## Required action
Report every line below that holds the word "黑雨将至".

## Entries provided
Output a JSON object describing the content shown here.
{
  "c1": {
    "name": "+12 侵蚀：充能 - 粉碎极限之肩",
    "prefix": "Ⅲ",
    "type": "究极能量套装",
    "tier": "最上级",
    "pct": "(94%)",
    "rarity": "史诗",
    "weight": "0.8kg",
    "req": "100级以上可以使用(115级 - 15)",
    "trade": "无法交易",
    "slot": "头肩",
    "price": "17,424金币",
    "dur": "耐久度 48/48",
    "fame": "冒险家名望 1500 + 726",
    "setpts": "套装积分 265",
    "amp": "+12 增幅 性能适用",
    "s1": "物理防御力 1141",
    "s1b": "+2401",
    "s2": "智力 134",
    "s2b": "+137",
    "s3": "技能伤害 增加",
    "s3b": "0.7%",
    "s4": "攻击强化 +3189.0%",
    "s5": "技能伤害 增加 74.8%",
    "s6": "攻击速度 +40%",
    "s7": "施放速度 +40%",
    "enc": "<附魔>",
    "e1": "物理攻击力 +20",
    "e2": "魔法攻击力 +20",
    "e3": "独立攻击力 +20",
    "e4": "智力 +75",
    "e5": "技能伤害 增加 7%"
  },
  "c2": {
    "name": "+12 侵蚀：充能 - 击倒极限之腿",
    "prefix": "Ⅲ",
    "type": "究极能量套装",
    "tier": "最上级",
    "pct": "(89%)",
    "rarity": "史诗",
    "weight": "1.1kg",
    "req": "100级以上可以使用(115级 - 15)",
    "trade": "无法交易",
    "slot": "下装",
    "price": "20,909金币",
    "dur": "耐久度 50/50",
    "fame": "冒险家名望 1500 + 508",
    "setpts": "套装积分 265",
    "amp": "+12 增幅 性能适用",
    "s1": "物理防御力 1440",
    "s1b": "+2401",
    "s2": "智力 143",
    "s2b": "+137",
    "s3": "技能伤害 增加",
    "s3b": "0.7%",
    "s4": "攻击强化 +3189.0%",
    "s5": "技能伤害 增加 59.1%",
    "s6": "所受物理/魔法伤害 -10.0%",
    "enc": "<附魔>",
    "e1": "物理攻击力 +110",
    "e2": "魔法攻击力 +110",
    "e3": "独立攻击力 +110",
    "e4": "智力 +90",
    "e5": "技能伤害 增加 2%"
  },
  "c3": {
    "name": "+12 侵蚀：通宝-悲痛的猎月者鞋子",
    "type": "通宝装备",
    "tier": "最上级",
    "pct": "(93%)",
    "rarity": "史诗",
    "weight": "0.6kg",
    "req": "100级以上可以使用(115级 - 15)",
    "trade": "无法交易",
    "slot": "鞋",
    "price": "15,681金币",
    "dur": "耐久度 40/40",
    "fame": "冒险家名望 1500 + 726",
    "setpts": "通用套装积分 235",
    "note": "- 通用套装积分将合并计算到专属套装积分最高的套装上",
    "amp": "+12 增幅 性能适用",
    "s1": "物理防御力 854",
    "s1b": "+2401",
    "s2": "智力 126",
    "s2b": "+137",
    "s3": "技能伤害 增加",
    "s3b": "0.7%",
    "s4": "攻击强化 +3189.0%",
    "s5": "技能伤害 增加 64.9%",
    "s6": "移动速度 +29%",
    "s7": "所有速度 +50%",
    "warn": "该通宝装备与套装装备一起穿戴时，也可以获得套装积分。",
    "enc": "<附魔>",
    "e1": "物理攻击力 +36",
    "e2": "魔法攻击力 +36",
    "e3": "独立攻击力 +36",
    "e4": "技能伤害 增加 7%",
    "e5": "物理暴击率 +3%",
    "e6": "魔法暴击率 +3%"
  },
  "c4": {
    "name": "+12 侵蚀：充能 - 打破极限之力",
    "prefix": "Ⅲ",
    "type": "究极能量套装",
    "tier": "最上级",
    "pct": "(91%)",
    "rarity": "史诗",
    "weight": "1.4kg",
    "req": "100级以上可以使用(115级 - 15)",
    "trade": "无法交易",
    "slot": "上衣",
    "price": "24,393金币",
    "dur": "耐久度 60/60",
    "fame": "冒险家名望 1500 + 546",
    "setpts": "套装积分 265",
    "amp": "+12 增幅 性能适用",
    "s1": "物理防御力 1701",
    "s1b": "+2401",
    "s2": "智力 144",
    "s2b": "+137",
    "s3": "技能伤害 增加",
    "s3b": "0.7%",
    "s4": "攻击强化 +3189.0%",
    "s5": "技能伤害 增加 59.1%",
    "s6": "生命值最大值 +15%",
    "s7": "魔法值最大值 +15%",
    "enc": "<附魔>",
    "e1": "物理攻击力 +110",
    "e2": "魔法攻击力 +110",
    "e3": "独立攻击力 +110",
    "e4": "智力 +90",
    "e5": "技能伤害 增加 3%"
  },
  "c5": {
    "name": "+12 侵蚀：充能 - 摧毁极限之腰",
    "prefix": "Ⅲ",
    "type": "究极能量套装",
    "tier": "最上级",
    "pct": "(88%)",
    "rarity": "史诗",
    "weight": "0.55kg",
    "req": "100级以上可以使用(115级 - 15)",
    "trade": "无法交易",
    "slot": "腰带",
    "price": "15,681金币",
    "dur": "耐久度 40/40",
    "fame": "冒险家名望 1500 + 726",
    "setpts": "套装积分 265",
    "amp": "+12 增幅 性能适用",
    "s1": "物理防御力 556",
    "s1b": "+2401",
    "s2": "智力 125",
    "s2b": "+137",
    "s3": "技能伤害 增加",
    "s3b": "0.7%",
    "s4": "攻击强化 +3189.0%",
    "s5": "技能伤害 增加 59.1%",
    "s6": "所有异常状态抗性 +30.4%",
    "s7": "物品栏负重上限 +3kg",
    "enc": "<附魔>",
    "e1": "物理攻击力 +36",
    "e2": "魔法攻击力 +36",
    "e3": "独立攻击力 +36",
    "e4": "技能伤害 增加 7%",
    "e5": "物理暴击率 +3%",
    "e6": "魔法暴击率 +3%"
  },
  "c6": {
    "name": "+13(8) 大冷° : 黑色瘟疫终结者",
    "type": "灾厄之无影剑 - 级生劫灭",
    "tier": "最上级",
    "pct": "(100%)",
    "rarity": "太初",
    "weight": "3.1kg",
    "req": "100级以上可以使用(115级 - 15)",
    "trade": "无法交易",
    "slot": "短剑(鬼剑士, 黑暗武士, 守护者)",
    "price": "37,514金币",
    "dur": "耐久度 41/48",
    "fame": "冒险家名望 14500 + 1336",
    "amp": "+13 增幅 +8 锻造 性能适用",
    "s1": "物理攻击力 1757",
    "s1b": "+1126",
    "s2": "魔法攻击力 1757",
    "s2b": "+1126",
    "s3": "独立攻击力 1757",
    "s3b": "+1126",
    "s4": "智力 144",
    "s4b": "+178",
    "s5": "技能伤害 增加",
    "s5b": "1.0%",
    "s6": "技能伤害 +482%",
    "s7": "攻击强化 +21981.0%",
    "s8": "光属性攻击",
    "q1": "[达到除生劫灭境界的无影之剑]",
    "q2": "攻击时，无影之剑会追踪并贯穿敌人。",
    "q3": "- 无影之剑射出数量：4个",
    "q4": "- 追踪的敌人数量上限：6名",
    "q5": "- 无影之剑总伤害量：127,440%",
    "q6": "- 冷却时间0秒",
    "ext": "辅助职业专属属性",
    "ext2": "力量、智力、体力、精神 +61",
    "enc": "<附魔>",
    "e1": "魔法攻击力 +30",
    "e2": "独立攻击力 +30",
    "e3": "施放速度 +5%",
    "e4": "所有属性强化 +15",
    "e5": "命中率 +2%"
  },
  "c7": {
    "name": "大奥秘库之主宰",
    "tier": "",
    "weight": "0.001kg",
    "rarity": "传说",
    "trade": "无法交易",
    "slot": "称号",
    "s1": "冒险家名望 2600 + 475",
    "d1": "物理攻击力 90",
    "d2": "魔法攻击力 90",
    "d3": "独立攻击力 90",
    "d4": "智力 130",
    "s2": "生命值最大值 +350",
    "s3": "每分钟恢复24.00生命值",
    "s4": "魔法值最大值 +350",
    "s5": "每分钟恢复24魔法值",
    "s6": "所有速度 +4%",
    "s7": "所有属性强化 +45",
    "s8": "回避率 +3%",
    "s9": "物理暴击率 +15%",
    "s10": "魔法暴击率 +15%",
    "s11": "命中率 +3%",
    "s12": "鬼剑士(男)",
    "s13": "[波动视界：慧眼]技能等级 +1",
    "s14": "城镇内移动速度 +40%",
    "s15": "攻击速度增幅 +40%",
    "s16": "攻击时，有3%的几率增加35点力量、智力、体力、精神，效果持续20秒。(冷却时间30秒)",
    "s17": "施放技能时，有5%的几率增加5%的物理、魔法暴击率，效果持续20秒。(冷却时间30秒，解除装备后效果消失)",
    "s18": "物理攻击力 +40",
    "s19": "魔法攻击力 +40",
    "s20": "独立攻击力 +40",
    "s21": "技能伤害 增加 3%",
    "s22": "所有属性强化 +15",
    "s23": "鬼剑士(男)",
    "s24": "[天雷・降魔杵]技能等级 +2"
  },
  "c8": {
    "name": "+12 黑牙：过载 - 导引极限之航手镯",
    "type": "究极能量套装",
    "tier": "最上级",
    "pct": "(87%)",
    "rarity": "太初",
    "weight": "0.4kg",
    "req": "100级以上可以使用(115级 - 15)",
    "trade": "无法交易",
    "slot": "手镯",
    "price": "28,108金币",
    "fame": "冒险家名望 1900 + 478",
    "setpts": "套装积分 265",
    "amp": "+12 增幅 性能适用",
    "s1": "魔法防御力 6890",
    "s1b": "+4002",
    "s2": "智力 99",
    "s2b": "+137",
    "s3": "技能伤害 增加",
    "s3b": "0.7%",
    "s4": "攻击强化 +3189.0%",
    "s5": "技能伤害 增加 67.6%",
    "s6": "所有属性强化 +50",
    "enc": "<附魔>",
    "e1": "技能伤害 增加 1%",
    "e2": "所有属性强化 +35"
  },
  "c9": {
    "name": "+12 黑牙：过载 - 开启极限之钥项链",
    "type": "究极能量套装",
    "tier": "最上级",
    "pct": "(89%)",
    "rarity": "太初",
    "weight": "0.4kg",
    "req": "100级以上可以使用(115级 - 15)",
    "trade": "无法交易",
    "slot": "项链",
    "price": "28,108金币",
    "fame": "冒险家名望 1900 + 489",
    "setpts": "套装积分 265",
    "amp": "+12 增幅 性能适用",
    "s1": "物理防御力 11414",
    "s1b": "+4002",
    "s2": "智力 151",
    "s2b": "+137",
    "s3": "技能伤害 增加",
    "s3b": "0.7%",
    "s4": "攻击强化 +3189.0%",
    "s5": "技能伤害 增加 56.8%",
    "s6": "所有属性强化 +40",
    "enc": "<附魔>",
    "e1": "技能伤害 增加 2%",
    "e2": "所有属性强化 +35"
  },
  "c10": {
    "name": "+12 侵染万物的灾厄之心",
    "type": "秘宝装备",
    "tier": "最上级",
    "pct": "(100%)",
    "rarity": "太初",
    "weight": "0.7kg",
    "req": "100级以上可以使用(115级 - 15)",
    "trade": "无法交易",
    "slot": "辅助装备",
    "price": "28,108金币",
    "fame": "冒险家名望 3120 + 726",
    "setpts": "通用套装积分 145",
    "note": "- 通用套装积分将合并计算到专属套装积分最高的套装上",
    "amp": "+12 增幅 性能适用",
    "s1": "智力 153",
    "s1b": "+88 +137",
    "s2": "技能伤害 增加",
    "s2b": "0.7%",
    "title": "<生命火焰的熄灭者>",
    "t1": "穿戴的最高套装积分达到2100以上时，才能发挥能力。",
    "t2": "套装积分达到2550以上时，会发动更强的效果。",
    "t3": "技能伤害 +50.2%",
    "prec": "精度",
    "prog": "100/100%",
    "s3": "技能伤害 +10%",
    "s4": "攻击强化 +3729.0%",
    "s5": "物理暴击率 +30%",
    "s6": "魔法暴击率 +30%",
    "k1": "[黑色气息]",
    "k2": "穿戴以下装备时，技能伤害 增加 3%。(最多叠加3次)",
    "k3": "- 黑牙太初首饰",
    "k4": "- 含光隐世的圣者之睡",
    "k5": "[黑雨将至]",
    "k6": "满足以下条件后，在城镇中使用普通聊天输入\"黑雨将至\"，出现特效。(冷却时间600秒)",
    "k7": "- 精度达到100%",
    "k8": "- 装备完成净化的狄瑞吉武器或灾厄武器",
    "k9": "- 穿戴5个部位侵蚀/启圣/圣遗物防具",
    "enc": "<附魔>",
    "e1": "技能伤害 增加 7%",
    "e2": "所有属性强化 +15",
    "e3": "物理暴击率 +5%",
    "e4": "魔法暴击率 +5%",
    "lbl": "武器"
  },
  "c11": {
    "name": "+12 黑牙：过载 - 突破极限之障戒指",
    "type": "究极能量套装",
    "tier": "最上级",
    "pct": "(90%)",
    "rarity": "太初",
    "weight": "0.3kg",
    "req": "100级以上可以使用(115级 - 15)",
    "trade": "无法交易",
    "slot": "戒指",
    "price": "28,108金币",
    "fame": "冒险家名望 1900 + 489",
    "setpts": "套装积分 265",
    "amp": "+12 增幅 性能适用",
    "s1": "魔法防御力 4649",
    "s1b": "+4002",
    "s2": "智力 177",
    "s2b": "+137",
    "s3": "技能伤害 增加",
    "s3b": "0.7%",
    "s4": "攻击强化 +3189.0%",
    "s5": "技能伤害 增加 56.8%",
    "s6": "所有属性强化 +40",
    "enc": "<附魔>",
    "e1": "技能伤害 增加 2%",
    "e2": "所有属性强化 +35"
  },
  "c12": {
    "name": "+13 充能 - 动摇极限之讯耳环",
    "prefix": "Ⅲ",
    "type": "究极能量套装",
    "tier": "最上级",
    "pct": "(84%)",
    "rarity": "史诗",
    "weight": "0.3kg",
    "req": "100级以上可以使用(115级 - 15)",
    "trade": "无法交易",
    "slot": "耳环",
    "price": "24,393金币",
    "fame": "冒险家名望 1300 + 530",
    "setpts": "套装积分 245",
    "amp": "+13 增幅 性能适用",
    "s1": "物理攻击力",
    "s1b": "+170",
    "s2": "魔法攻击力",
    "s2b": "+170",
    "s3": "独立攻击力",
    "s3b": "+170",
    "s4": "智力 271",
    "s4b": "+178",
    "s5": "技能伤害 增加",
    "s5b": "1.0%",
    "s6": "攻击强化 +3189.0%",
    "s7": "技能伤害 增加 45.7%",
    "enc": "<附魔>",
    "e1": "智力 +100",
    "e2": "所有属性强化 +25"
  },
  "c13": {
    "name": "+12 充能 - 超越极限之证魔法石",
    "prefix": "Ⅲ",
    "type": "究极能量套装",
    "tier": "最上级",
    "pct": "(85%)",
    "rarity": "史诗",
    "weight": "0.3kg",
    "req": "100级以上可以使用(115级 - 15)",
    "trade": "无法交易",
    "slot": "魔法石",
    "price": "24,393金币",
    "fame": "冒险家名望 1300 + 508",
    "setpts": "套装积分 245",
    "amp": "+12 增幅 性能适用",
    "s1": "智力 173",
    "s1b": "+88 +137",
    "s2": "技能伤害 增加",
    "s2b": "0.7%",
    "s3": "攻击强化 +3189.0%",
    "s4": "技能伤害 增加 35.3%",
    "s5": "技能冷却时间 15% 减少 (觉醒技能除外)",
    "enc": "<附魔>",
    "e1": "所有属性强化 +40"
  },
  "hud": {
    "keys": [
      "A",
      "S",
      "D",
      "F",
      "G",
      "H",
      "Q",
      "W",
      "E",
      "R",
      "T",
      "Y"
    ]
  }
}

## Reply to the task
    "k5": "[黑雨将至]",
    "k6": "满足以下条件后，在城镇中使用普通聊天输入\"黑雨将至\"，出现特效。(冷却时间600秒)",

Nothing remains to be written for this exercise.